#### Required work
Repeat the material exactly, leaving no line out.

• • • •

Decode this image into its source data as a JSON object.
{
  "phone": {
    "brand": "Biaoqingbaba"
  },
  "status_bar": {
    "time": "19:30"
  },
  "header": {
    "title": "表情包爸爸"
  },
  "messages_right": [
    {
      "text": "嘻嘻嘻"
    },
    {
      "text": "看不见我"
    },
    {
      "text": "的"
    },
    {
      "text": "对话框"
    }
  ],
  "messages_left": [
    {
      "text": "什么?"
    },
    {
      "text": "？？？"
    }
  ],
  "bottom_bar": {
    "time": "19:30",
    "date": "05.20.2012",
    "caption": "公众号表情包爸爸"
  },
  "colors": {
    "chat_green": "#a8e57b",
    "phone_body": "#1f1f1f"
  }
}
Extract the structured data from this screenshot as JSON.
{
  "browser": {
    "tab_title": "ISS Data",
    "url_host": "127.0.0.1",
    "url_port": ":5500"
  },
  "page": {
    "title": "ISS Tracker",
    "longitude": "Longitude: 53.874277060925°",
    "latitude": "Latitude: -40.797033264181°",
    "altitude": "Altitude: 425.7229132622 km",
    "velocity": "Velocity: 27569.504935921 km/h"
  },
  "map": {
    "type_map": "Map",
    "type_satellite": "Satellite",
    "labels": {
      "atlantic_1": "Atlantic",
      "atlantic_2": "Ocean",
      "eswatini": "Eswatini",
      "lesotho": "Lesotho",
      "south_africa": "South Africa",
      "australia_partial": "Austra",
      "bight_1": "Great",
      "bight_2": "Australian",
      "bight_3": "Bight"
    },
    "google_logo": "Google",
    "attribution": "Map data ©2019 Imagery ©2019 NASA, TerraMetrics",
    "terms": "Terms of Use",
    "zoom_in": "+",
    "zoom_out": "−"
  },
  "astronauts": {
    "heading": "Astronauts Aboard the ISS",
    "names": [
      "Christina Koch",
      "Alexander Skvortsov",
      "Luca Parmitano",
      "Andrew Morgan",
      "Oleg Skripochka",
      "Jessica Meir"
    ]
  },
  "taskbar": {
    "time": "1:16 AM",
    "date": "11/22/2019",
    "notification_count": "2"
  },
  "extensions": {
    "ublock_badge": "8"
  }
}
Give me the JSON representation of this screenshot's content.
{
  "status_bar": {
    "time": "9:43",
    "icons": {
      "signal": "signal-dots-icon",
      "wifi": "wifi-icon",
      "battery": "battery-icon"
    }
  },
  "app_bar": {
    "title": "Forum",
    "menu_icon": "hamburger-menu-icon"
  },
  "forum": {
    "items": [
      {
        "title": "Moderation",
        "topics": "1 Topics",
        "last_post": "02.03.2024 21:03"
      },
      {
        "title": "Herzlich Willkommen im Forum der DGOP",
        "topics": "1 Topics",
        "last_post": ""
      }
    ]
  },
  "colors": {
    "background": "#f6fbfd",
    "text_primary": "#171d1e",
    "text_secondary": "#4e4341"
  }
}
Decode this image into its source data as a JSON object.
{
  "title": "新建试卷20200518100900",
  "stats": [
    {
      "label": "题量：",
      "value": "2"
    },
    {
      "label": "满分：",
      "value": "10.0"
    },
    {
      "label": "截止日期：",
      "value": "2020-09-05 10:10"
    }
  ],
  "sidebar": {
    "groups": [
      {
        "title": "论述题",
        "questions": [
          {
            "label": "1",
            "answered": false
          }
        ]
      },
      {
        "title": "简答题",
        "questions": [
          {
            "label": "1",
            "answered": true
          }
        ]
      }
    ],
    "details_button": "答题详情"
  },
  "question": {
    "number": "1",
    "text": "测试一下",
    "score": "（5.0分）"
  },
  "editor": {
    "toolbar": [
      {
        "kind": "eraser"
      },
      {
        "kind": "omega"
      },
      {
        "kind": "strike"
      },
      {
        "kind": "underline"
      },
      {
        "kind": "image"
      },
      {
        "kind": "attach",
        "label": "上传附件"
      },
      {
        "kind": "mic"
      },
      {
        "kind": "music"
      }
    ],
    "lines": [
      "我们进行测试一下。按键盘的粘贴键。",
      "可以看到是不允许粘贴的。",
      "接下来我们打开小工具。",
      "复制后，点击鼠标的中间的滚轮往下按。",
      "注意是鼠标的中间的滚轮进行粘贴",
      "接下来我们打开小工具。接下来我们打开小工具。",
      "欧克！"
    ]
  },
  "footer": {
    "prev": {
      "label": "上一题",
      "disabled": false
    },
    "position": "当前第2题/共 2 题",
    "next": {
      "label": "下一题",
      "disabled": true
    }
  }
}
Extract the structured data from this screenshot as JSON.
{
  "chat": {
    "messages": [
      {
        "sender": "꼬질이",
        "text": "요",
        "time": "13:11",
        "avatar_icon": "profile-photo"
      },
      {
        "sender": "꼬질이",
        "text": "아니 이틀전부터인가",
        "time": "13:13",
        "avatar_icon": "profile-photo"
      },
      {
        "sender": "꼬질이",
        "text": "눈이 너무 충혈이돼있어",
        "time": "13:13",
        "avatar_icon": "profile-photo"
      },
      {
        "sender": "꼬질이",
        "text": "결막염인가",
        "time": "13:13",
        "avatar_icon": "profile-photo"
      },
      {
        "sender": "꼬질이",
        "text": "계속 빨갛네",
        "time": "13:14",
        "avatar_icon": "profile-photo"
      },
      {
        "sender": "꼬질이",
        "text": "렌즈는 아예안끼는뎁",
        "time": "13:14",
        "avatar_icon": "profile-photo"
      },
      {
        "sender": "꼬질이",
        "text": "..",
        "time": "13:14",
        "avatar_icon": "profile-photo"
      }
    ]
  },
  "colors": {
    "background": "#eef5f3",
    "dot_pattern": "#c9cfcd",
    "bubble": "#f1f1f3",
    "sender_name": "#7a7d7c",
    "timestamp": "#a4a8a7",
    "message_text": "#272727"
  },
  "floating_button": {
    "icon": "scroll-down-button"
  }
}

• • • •

#### Solution to this task
Decode this image into its source data as a JSON object.
{
  "phone": {
    "brand": "Biaoqingbaba"
  },
  "status_bar": {
    "time": "19:30"
  },
  "header": {
    "title": "表情包爸爸"
  },
  "messages_right": [
    {
      "text": "嘻嘻嘻"
    },
    {
      "text": "看不见我"
    },
    {
      "text": "的"
    },
    {
      "text": "对话框"
    }
  ],
  "messages_left": [
    {
      "text": "什么?"
    },
    {
      "text": "？？？"
    }
  ],
  "bottom_bar": {
    "time": "19:30",
    "date": "05.20.2012",
    "caption": "公众号表情包爸爸"
  },
  "colors": {
    "chat_green": "#a8e57b",
    "phone_body": "#1f1f1f"
  }
}
Extract the structured data from this screenshot as JSON.
{
  "browser": {
    "tab_title": "ISS Data",
    "url_host": "127.0.0.1",
    "url_port": ":5500"
  },
  "page": {
    "title": "ISS Tracker",
    "longitude": "Longitude: 53.874277060925°",
    "latitude": "Latitude: -40.797033264181°",
    "altitude": "Altitude: 425.7229132622 km",
    "velocity": "Velocity: 27569.504935921 km/h"
  },
  "map": {
    "type_map": "Map",
    "type_satellite": "Satellite",
    "labels": {
      "atlantic_1": "Atlantic",
      "atlantic_2": "Ocean",
      "eswatini": "Eswatini",
      "lesotho": "Lesotho",
      "south_africa": "South Africa",
      "australia_partial": "Austra",
      "bight_1": "Great",
      "bight_2": "Australian",
      "bight_3": "Bight"
    },
    "google_logo": "Google",
    "attribution": "Map data ©2019 Imagery ©2019 NASA, TerraMetrics",
    "terms": "Terms of Use",
    "zoom_in": "+",
    "zoom_out": "−"
  },
  "astronauts": {
    "heading": "Astronauts Aboard the ISS",
    "names": [
      "Christina Koch",
      "Alexander Skvortsov",
      "Luca Parmitano",
      "Andrew Morgan",
      "Oleg Skripochka",
      "Jessica Meir"
    ]
  },
  "taskbar": {
    "time": "1:16 AM",
    "date": "11/22/2019",
    "notification_count": "2"
  },
  "extensions": {
    "ublock_badge": "8"
  }
}
Give me the JSON representation of this screenshot's content.
{
  "status_bar": {
    "time": "9:43",
    "icons": {
      "signal": "signal-dots-icon",
      "wifi": "wifi-icon",
      "battery": "battery-icon"
    }
  },
  "app_bar": {
    "title": "Forum",
    "menu_icon": "hamburger-menu-icon"
  },
  "forum": {
    "items": [
      {
        "title": "Moderation",
        "topics": "1 Topics",
        "last_post": "02.03.2024 21:03"
      },
      {
        "title": "Herzlich Willkommen im Forum der DGOP",
        "topics": "1 Topics",
        "last_post": ""
      }
    ]
  },
  "colors": {
    "background": "#f6fbfd",
    "text_primary": "#171d1e",
    "text_secondary": "#4e4341"
  }
}
Decode this image into its source data as a JSON object.
{
  "title": "新建试卷20200518100900",
  "stats": [
    {
      "label": "题量：",
      "value": "2"
    },
    {
      "label": "满分：",
      "value": "10.0"
    },
    {
      "label": "截止日期：",
      "value": "2020-09-05 10:10"
    }
  ],
  "sidebar": {
    "groups": [
      {
        "title": "论述题",
        "questions": [
          {
            "label": "1",
            "answered": false
          }
        ]
      },
      {
        "title": "简答题",
        "questions": [
          {
            "label": "1",
            "answered": true
          }
        ]
      }
    ],
    "details_button": "答题详情"
  },
  "question": {
    "number": "1",
    "text": "测试一下",
    "score": "（5.0分）"
  },
  "editor": {
    "toolbar": [
      {
        "kind": "eraser"
      },
      {
        "kind": "omega"
      },
      {
        "kind": "strike"
      },
      {
        "kind": "underline"
      },
      {
        "kind": "image"
      },
      {
        "kind": "attach",
        "label": "上传附件"
      },
      {
        "kind": "mic"
      },
      {
        "kind": "music"
      }
    ],
    "lines": [
      "我们进行测试一下。按键盘的粘贴键。",
      "可以看到是不允许粘贴的。",
      "接下来我们打开小工具。",
      "复制后，点击鼠标的中间的滚轮往下按。",
      "注意是鼠标的中间的滚轮进行粘贴",
      "接下来我们打开小工具。接下来我们打开小工具。",
      "欧克！"
    ]
  },
  "footer": {
    "prev": {
      "label": "上一题",
      "disabled": false
    },
    "position": "当前第2题/共 2 题",
    "next": {
      "label": "下一题",
      "disabled": true
    }
  }
}
Extract the structured data from this screenshot as JSON.
{
  "chat": {
    "messages": [
      {
        "sender": "꼬질이",
        "text": "요",
        "time": "13:11",
        "avatar_icon": "profile-photo"
      },
      {
        "sender": "꼬질이",
        "text": "아니 이틀전부터인가",
        "time": "13:13",
        "avatar_icon": "profile-photo"
      },
      {
        "sender": "꼬질이",
        "text": "눈이 너무 충혈이돼있어",
        "time": "13:13",
        "avatar_icon": "profile-photo"
      },
      {
        "sender": "꼬질이",
        "text": "결막염인가",
        "time": "13:13",
        "avatar_icon": "profile-photo"
      },
      {
        "sender": "꼬질이",
        "text": "계속 빨갛네",
        "time": "13:14",
        "avatar_icon": "profile-photo"
      },
      {
        "sender": "꼬질이",
        "text": "렌즈는 아예안끼는뎁",
        "time": "13:14",
        "avatar_icon": "profile-photo"
      },
      {
        "sender": "꼬질이",
        "text": "..",
        "time": "13:14",
        "avatar_icon": "profile-photo"
      }
    ]
  },
  "colors": {
    "background": "#eef5f3",
    "dot_pattern": "#c9cfcd",
    "bubble": "#f1f1f3",
    "sender_name": "#7a7d7c",
    "timestamp": "#a4a8a7",
    "message_text": "#272727"
  },
  "floating_button": {
    "icon": "scroll-down-button"
  }
}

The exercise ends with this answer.